©2010 by Dawn Little for Literacy Toolbox. All Rights Reserved.  All Amazon links are affiliate links and may result in my receiving a small commission. This is at no additional cost to you.

Parent Reading Resources: Summer Reading Programs

June 22, 2010

Parents often ask what they can do to help minimize the “summer slide,” the effect of a lack of formal schooling in the summer, when students and parents tend to be more lax and children begin to lose what they learned the previous school year, that inevitably sets in every year.

The best answer to this is to encourage your children to read every day.  Set aside fifteen or twenty minutes each day for reading time.  If your children are not reading on their own yet, read to them.  If your children are of reading age, provide choices for them and encourage them to read on their own.

There are several reading programs offered this summer that may help entice children to read:

Borders and Barnes and Noble both offer a reading incentive that provides a free book at the end. Borders program is called “Double Dog Dare” and they are asking kids 12 and under to read 10 books by August 26th.  Bring in the completed book list form to any Borders and receive a free book!  Download a copy of the form from the link above.

Barnes and Noble’s program is based on The 39 Clues series of books.  Children in grades 1-6 are encouraged to read 8 books this summer and list them on their Passport to Summer Reading (download it from the link above).    Children have until September 7 to complete their passport and return it to any Barnes and Noble to receive their free book.  Parents can also download fun activities for children at the Barnes and Noble link above.

Scholastic is also offering a summer reading challenge.  Children are asked to read books and log the number of minutes they read.  When kids log their reading minutes, they help their schools as they participate in the Read for the World Record Challenge!
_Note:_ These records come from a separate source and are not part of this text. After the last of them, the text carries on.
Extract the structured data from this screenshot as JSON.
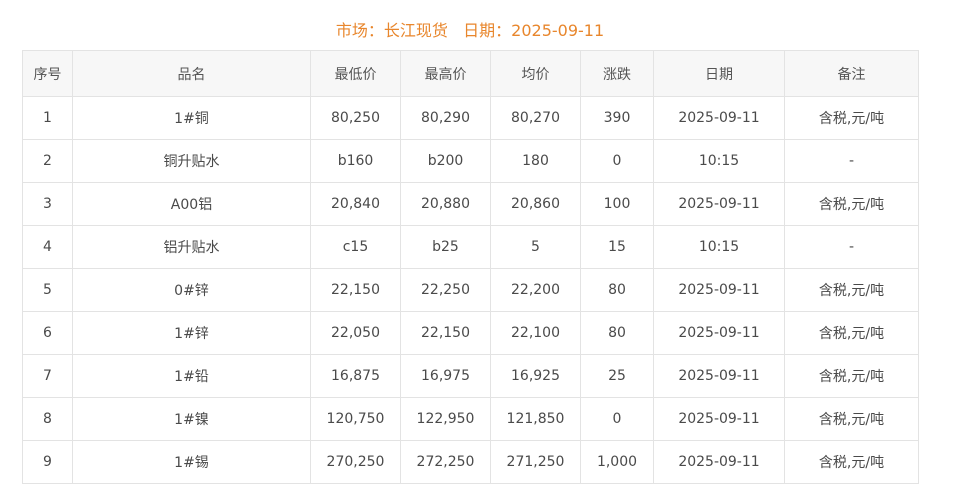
{
  "header": {
    "market_label": "市场：",
    "market_value": "长江现货",
    "date_label": "日期：",
    "date_value": "2025-09-11"
  },
  "table": {
    "columns": [
      "序号",
      "品名",
      "最低价",
      "最高价",
      "均价",
      "涨跌",
      "日期",
      "备注"
    ],
    "rows": [
      {
        "idx": "1",
        "name": "1#铜",
        "low": "80,250",
        "high": "80,290",
        "avg": "80,270",
        "change": "390",
        "date": "2025-09-11",
        "note": "含税,元/吨"
      },
      {
        "idx": "2",
        "name": "铜升贴水",
        "low": "b160",
        "high": "b200",
        "avg": "180",
        "change": "0",
        "date": "10:15",
        "note": "-"
      },
      {
        "idx": "3",
        "name": "A00铝",
        "low": "20,840",
        "high": "20,880",
        "avg": "20,860",
        "change": "100",
        "date": "2025-09-11",
        "note": "含税,元/吨"
      },
      {
        "idx": "4",
        "name": "铝升贴水",
        "low": "c15",
        "high": "b25",
        "avg": "5",
        "change": "15",
        "date": "10:15",
        "note": "-"
      },
      {
        "idx": "5",
        "name": "0#锌",
        "low": "22,150",
        "high": "22,250",
        "avg": "22,200",
        "change": "80",
        "date": "2025-09-11",
        "note": "含税,元/吨"
      },
      {
        "idx": "6",
        "name": "1#锌",
        "low": "22,050",
        "high": "22,150",
        "avg": "22,100",
        "change": "80",
        "date": "2025-09-11",
        "note": "含税,元/吨"
      },
      {
        "idx": "7",
        "name": "1#铅",
        "low": "16,875",
        "high": "16,975",
        "avg": "16,925",
        "change": "25",
        "date": "2025-09-11",
        "note": "含税,元/吨"
      },
      {
        "idx": "8",
        "name": "1#镍",
        "low": "120,750",
        "high": "122,950",
        "avg": "121,850",
        "change": "0",
        "date": "2025-09-11",
        "note": "含税,元/吨"
      },
      {
        "idx": "9",
        "name": "1#锡",
        "low": "270,250",
        "high": "272,250",
        "avg": "271,250",
        "change": "1,000",
        "date": "2025-09-11",
        "note": "含税,元/吨"
      }
    ]
  },
  "colors": {
    "title": "#e8862c",
    "change_up": "#d0021b",
    "change_zero": "#a9a9a9",
    "header_bg": "#f7f7f7",
    "border": "#e3e3e3"
  }
}
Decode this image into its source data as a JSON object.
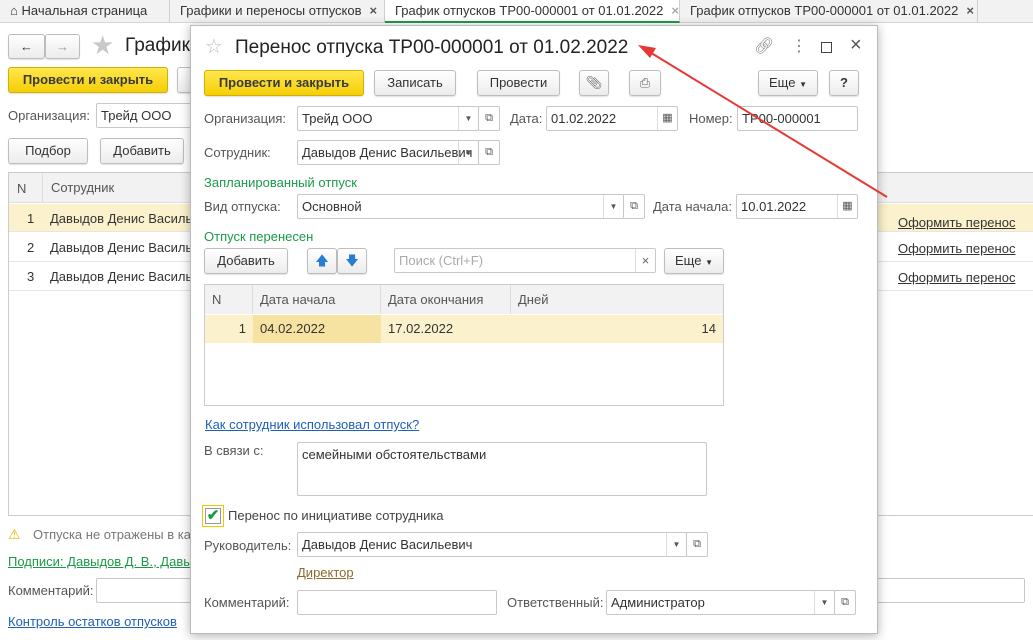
{
  "tabs": [
    {
      "label": "Начальная страница",
      "icon": "home-icon"
    },
    {
      "label": "Графики и переносы отпусков",
      "close": "×"
    },
    {
      "label": "График отпусков ТР00-000001 от 01.01.2022",
      "close": "×",
      "active": true
    },
    {
      "label": "График отпусков ТР00-000001 от 01.01.2022",
      "close": "×"
    }
  ],
  "bg": {
    "title": "График",
    "post_close": "Провести и закрыть",
    "org_label": "Организация:",
    "org_value": "Трейд ООО",
    "pick": "Подбор",
    "add": "Добавить",
    "col_n": "N",
    "col_emp": "Сотрудник",
    "rows": [
      {
        "n": "1",
        "emp": "Давыдов Денис Василь",
        "action": "Оформить перенос"
      },
      {
        "n": "2",
        "emp": "Давыдов Денис Василь",
        "action": "Оформить перенос"
      },
      {
        "n": "3",
        "emp": "Давыдов Денис Василь",
        "action": "Оформить перенос"
      }
    ],
    "warning": "Отпуска не отражены в ка",
    "signatures": "Подписи: Давыдов Д. В., Давы",
    "comment_label": "Комментарий:",
    "control_link": "Контроль остатков отпусков"
  },
  "modal": {
    "title": "Перенос отпуска ТР00-000001 от 01.02.2022",
    "toolbar": {
      "post_close": "Провести и закрыть",
      "save": "Записать",
      "post": "Провести",
      "more": "Еще",
      "help": "?"
    },
    "org_label": "Организация:",
    "org_value": "Трейд ООО",
    "date_label": "Дата:",
    "date_value": "01.02.2022",
    "num_label": "Номер:",
    "num_value": "ТР00-000001",
    "emp_label": "Сотрудник:",
    "emp_value": "Давыдов Денис Васильевич",
    "planned_header": "Запланированный отпуск",
    "type_label": "Вид отпуска:",
    "type_value": "Основной",
    "start_label": "Дата начала:",
    "start_value": "10.01.2022",
    "moved_header": "Отпуск перенесен",
    "add": "Добавить",
    "search_placeholder": "Поиск (Ctrl+F)",
    "more": "Еще",
    "table": {
      "headers": [
        "N",
        "Дата начала",
        "Дата окончания",
        "Дней"
      ],
      "rows": [
        {
          "n": "1",
          "start": "04.02.2022",
          "end": "17.02.2022",
          "days": "14"
        }
      ]
    },
    "usage_link": "Как сотрудник использовал отпуск?",
    "reason_label": "В связи с:",
    "reason_value": "семейными обстоятельствами",
    "initiative_label": "Перенос по инициативе сотрудника",
    "initiative_checked": true,
    "manager_label": "Руководитель:",
    "manager_value": "Давыдов Денис Васильевич",
    "manager_position": "Директор",
    "comment_label": "Комментарий:",
    "comment_value": "",
    "resp_label": "Ответственный:",
    "resp_value": "Администратор"
  },
  "colors": {
    "accent_yellow": "#f5cf05",
    "green": "#1a9a48",
    "link_blue": "#1f5fb5",
    "arrow": "#e53935"
  }
}
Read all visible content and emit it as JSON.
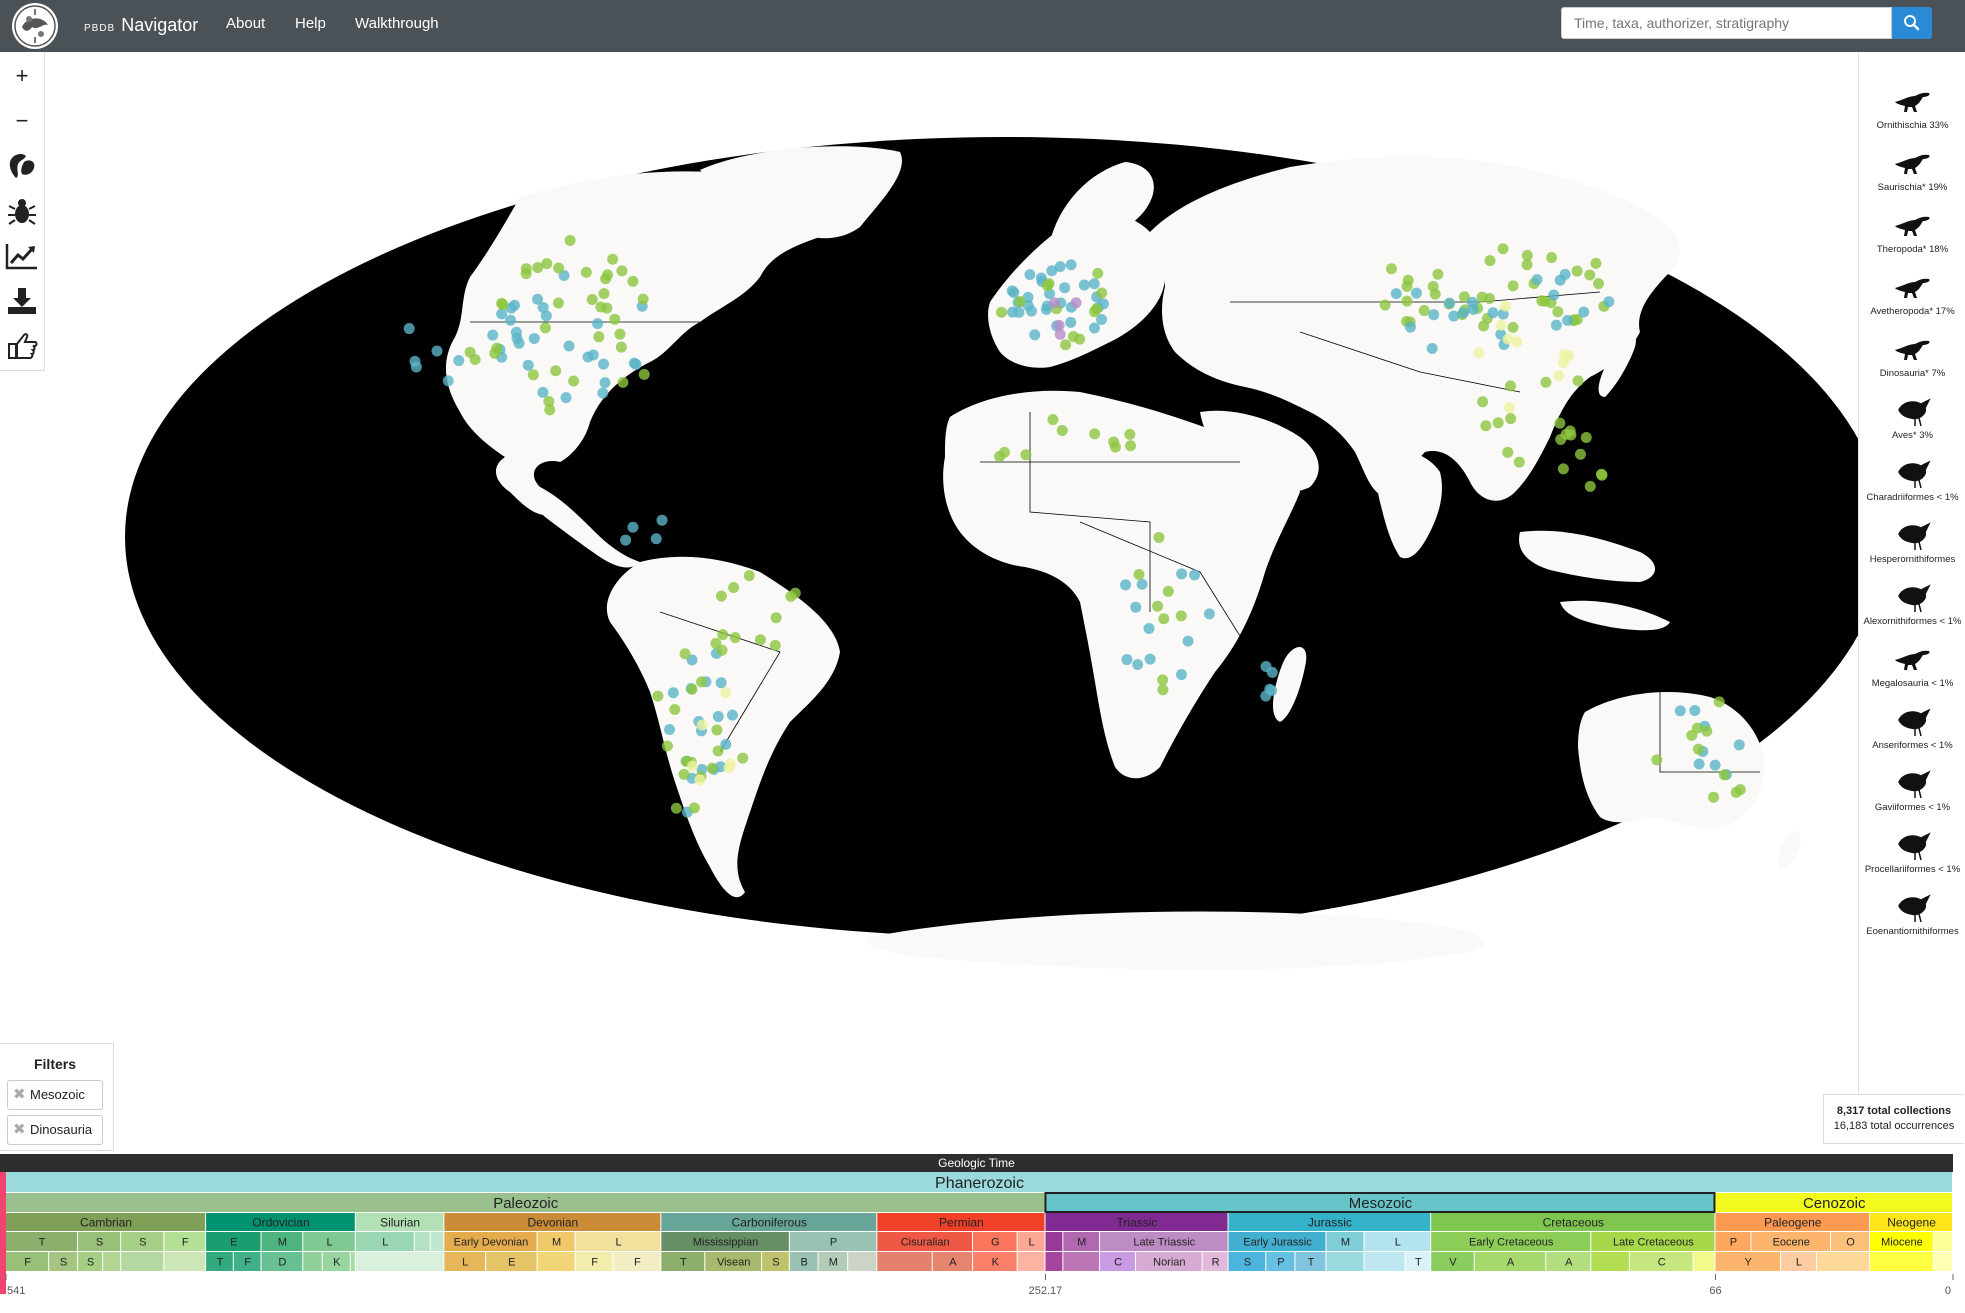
{
  "header": {
    "brand_small": "PBDB",
    "brand_big": "Navigator",
    "nav": [
      "About",
      "Help",
      "Walkthrough"
    ],
    "search_placeholder": "Time, taxa, authorizer, stratigraphy"
  },
  "toolbar": {
    "zoom_in": "+",
    "zoom_out": "−",
    "tools": [
      "paleogeography-icon",
      "taxa-filter-icon",
      "diversity-chart-icon",
      "download-icon",
      "gesture-icon"
    ]
  },
  "taxa": [
    {
      "label": "Ornithischia 33%"
    },
    {
      "label": "Saurischia* 19%"
    },
    {
      "label": "Theropoda* 18%"
    },
    {
      "label": "Avetheropoda* 17%"
    },
    {
      "label": "Dinosauria* 7%"
    },
    {
      "label": "Aves* 3%"
    },
    {
      "label": "Charadriiformes < 1%"
    },
    {
      "label": "Hesperornithiformes"
    },
    {
      "label": "Alexornithiformes < 1%"
    },
    {
      "label": "Megalosauria < 1%"
    },
    {
      "label": "Anseriformes < 1%"
    },
    {
      "label": "Gaviiformes < 1%"
    },
    {
      "label": "Procellariiformes < 1%"
    },
    {
      "label": "Eoenantiornithiformes"
    }
  ],
  "filters": {
    "title": "Filters",
    "items": [
      "Mesozoic",
      "Dinosauria"
    ]
  },
  "totals": {
    "collections": "8,317 total collections",
    "occurrences": "16,183 total occurrences"
  },
  "colors": {
    "header_bg": "#4a5157",
    "search_button": "#2a8ad6",
    "ocean": "#000000",
    "land": "#faf9f7",
    "dot_green": "#8cc63f",
    "dot_blue": "#5ab4c8",
    "dot_yellow": "#eef2a0",
    "dot_purple": "#b58bc9"
  },
  "timescale": {
    "title": "Geologic Time",
    "eon": "Phanerozoic",
    "eras": [
      {
        "name": "Paleozoic",
        "start": 541,
        "end": 252.17,
        "color": "#99c08d"
      },
      {
        "name": "Mesozoic",
        "start": 252.17,
        "end": 66,
        "color": "#67c5ca",
        "selected": true
      },
      {
        "name": "Cenozoic",
        "start": 66,
        "end": 0,
        "color": "#f2f91d"
      }
    ],
    "periods": [
      {
        "name": "Cambrian",
        "start": 541,
        "end": 485.4,
        "color": "#7fa056"
      },
      {
        "name": "Ordovician",
        "start": 485.4,
        "end": 443.8,
        "color": "#009270"
      },
      {
        "name": "Silurian",
        "start": 443.8,
        "end": 419.2,
        "color": "#b3e1b6"
      },
      {
        "name": "Devonian",
        "start": 419.2,
        "end": 358.9,
        "color": "#cb8c37"
      },
      {
        "name": "Carboniferous",
        "start": 358.9,
        "end": 298.9,
        "color": "#67a599"
      },
      {
        "name": "Permian",
        "start": 298.9,
        "end": 252.17,
        "color": "#f04028"
      },
      {
        "name": "Triassic",
        "start": 252.17,
        "end": 201.3,
        "color": "#812b92"
      },
      {
        "name": "Jurassic",
        "start": 201.3,
        "end": 145,
        "color": "#34b2c9"
      },
      {
        "name": "Cretaceous",
        "start": 145,
        "end": 66,
        "color": "#7fc64e"
      },
      {
        "name": "Paleogene",
        "start": 66,
        "end": 23.03,
        "color": "#fd9a52"
      },
      {
        "name": "Neogene",
        "start": 23.03,
        "end": 0,
        "color": "#ffe619"
      }
    ],
    "epochs": [
      {
        "name": "T",
        "start": 541,
        "end": 521,
        "color": "#8cb06c"
      },
      {
        "name": "S",
        "start": 521,
        "end": 509,
        "color": "#99c078"
      },
      {
        "name": "S",
        "start": 509,
        "end": 497,
        "color": "#a6cf86"
      },
      {
        "name": "F",
        "start": 497,
        "end": 485.4,
        "color": "#b3e095"
      },
      {
        "name": "E",
        "start": 485.4,
        "end": 470,
        "color": "#1a9d6f"
      },
      {
        "name": "M",
        "start": 470,
        "end": 458.4,
        "color": "#4db47e"
      },
      {
        "name": "L",
        "start": 458.4,
        "end": 443.8,
        "color": "#7fca93"
      },
      {
        "name": "L",
        "start": 443.8,
        "end": 427.4,
        "color": "#99d7b3"
      },
      {
        "name": "",
        "start": 427.4,
        "end": 423,
        "color": "#b3e1c2"
      },
      {
        "name": "",
        "start": 423,
        "end": 419.2,
        "color": "#bfe6cf"
      },
      {
        "name": "Early Devonian",
        "start": 419.2,
        "end": 393.3,
        "color": "#e5ac4d"
      },
      {
        "name": "M",
        "start": 393.3,
        "end": 382.7,
        "color": "#f1c868"
      },
      {
        "name": "L",
        "start": 382.7,
        "end": 358.9,
        "color": "#f1e19d"
      },
      {
        "name": "Mississippian",
        "start": 358.9,
        "end": 323.2,
        "color": "#678f66"
      },
      {
        "name": "P",
        "start": 323.2,
        "end": 298.9,
        "color": "#99c2b5"
      },
      {
        "name": "Cisuralian",
        "start": 298.9,
        "end": 272.3,
        "color": "#ef5845"
      },
      {
        "name": "G",
        "start": 272.3,
        "end": 259.9,
        "color": "#fb745c"
      },
      {
        "name": "L",
        "start": 259.9,
        "end": 252.17,
        "color": "#fba794"
      },
      {
        "name": "",
        "start": 252.17,
        "end": 247.2,
        "color": "#983999"
      },
      {
        "name": "M",
        "start": 247.2,
        "end": 237,
        "color": "#b168b1"
      },
      {
        "name": "Late Triassic",
        "start": 237,
        "end": 201.3,
        "color": "#bd8cc3"
      },
      {
        "name": "Early Jurassic",
        "start": 201.3,
        "end": 174.1,
        "color": "#42aed0"
      },
      {
        "name": "M",
        "start": 174.1,
        "end": 163.5,
        "color": "#80cfd8"
      },
      {
        "name": "L",
        "start": 163.5,
        "end": 145,
        "color": "#b3e3ee"
      },
      {
        "name": "Early Cretaceous",
        "start": 145,
        "end": 100.5,
        "color": "#8ccd57"
      },
      {
        "name": "Late Cretaceous",
        "start": 100.5,
        "end": 66,
        "color": "#a6d84a"
      },
      {
        "name": "P",
        "start": 66,
        "end": 56,
        "color": "#fda75f"
      },
      {
        "name": "Eocene",
        "start": 56,
        "end": 33.9,
        "color": "#fdb46c"
      },
      {
        "name": "O",
        "start": 33.9,
        "end": 23.03,
        "color": "#fdc07a"
      },
      {
        "name": "Miocene",
        "start": 23.03,
        "end": 5.33,
        "color": "#ffff00"
      },
      {
        "name": "",
        "start": 5.33,
        "end": 0,
        "color": "#ffff99"
      }
    ],
    "stages": [
      {
        "name": "F",
        "start": 541,
        "end": 529,
        "color": "#99c078"
      },
      {
        "name": "S",
        "start": 529,
        "end": 521,
        "color": "#a6c583"
      },
      {
        "name": "S",
        "start": 521,
        "end": 514,
        "color": "#a6cf86"
      },
      {
        "name": "",
        "start": 514,
        "end": 509,
        "color": "#b3d492"
      },
      {
        "name": "",
        "start": 509,
        "end": 497,
        "color": "#b3d9a1"
      },
      {
        "name": "",
        "start": 497,
        "end": 485.4,
        "color": "#cce6b8"
      },
      {
        "name": "T",
        "start": 485.4,
        "end": 477.7,
        "color": "#33a97e"
      },
      {
        "name": "F",
        "start": 477.7,
        "end": 470,
        "color": "#41b087"
      },
      {
        "name": "D",
        "start": 470,
        "end": 458.4,
        "color": "#66c092"
      },
      {
        "name": "",
        "start": 458.4,
        "end": 453,
        "color": "#8fd09a"
      },
      {
        "name": "K",
        "start": 453,
        "end": 445.2,
        "color": "#99d69f"
      },
      {
        "name": "",
        "start": 445.2,
        "end": 443.8,
        "color": "#a6dba4"
      },
      {
        "name": "",
        "start": 443.8,
        "end": 419.2,
        "color": "#d9f0dd"
      },
      {
        "name": "L",
        "start": 419.2,
        "end": 407.6,
        "color": "#e5b75a"
      },
      {
        "name": "E",
        "start": 407.6,
        "end": 393.3,
        "color": "#e5c468"
      },
      {
        "name": "",
        "start": 393.3,
        "end": 382.7,
        "color": "#f1d576"
      },
      {
        "name": "F",
        "start": 382.7,
        "end": 372.2,
        "color": "#f2edad"
      },
      {
        "name": "F",
        "start": 372.2,
        "end": 358.9,
        "color": "#f2edc5"
      },
      {
        "name": "T",
        "start": 358.9,
        "end": 346.7,
        "color": "#8cb06c"
      },
      {
        "name": "Visean",
        "start": 346.7,
        "end": 330.9,
        "color": "#a6b96c"
      },
      {
        "name": "S",
        "start": 330.9,
        "end": 323.2,
        "color": "#bfc26b"
      },
      {
        "name": "B",
        "start": 323.2,
        "end": 315.2,
        "color": "#99c2b5"
      },
      {
        "name": "M",
        "start": 315.2,
        "end": 307,
        "color": "#b3cbb9"
      },
      {
        "name": "",
        "start": 307,
        "end": 298.9,
        "color": "#ccd4c7"
      },
      {
        "name": "",
        "start": 298.9,
        "end": 283.5,
        "color": "#e5806d"
      },
      {
        "name": "A",
        "start": 283.5,
        "end": 272.3,
        "color": "#e5846f"
      },
      {
        "name": "K",
        "start": 272.3,
        "end": 259.9,
        "color": "#fb8069"
      },
      {
        "name": "",
        "start": 259.9,
        "end": 252.17,
        "color": "#fcb4a2"
      },
      {
        "name": "",
        "start": 252.17,
        "end": 247.2,
        "color": "#a4469f"
      },
      {
        "name": "",
        "start": 247.2,
        "end": 237,
        "color": "#bc75b5"
      },
      {
        "name": "C",
        "start": 237,
        "end": 227,
        "color": "#c99be3"
      },
      {
        "name": "Norian",
        "start": 227,
        "end": 208.5,
        "color": "#d6aad3"
      },
      {
        "name": "R",
        "start": 208.5,
        "end": 201.3,
        "color": "#e3b9db"
      },
      {
        "name": "S",
        "start": 201.3,
        "end": 190.8,
        "color": "#4db5dd"
      },
      {
        "name": "P",
        "start": 190.8,
        "end": 182.7,
        "color": "#66c0e4"
      },
      {
        "name": "T",
        "start": 182.7,
        "end": 174.1,
        "color": "#80c5dd"
      },
      {
        "name": "",
        "start": 174.1,
        "end": 163.5,
        "color": "#9ad9dd"
      },
      {
        "name": "",
        "start": 163.5,
        "end": 152.1,
        "color": "#bfe7f1"
      },
      {
        "name": "T",
        "start": 152.1,
        "end": 145,
        "color": "#d9f1f7"
      },
      {
        "name": "V",
        "start": 145,
        "end": 132.9,
        "color": "#8ccd60"
      },
      {
        "name": "A",
        "start": 132.9,
        "end": 113,
        "color": "#a6d96c"
      },
      {
        "name": "A",
        "start": 113,
        "end": 100.5,
        "color": "#b3de7f"
      },
      {
        "name": "",
        "start": 100.5,
        "end": 89.8,
        "color": "#b3de53"
      },
      {
        "name": "C",
        "start": 89.8,
        "end": 72.1,
        "color": "#c6e680"
      },
      {
        "name": "",
        "start": 72.1,
        "end": 66,
        "color": "#f2fa8c"
      },
      {
        "name": "Y",
        "start": 66,
        "end": 47.8,
        "color": "#fdb46c"
      },
      {
        "name": "L",
        "start": 47.8,
        "end": 37.8,
        "color": "#fdcda1"
      },
      {
        "name": "",
        "start": 37.8,
        "end": 23.03,
        "color": "#fed99a"
      },
      {
        "name": "",
        "start": 23.03,
        "end": 5.33,
        "color": "#ffff41"
      },
      {
        "name": "",
        "start": 5.33,
        "end": 0,
        "color": "#ffffb3"
      }
    ],
    "axis_ticks": [
      "541",
      "252.17",
      "66",
      "0"
    ]
  }
}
The Top 20 schools with the most reading minutes will appear in the “Scholastic Book of World Records” 2011 edition.  Children ages 7 and up are encouraged to participate.

The KidsPost is offering it’s Tenth Annual Summer Book Club for young readers.  This year’s choices include books by “blockbuster authors” such as Rick Riordan, Ann M. Martin, and John Grisham.  Most of the books are available at the library and each Wednesday, the KidsPost will review that week’s book and offer similar books that a reader may enjoy.

In addition to summer reading, consider enriching your child’s summer with cultural arts and science activities. Keeping children busy over the summer should help negate that pesky “summer slide.”

©2010 by Dawn Little for Literacy Toolbox. All Rights Reserved.  All Amazon links are affiliate links and may result in my receiving a small commission. This is at no additional cost to you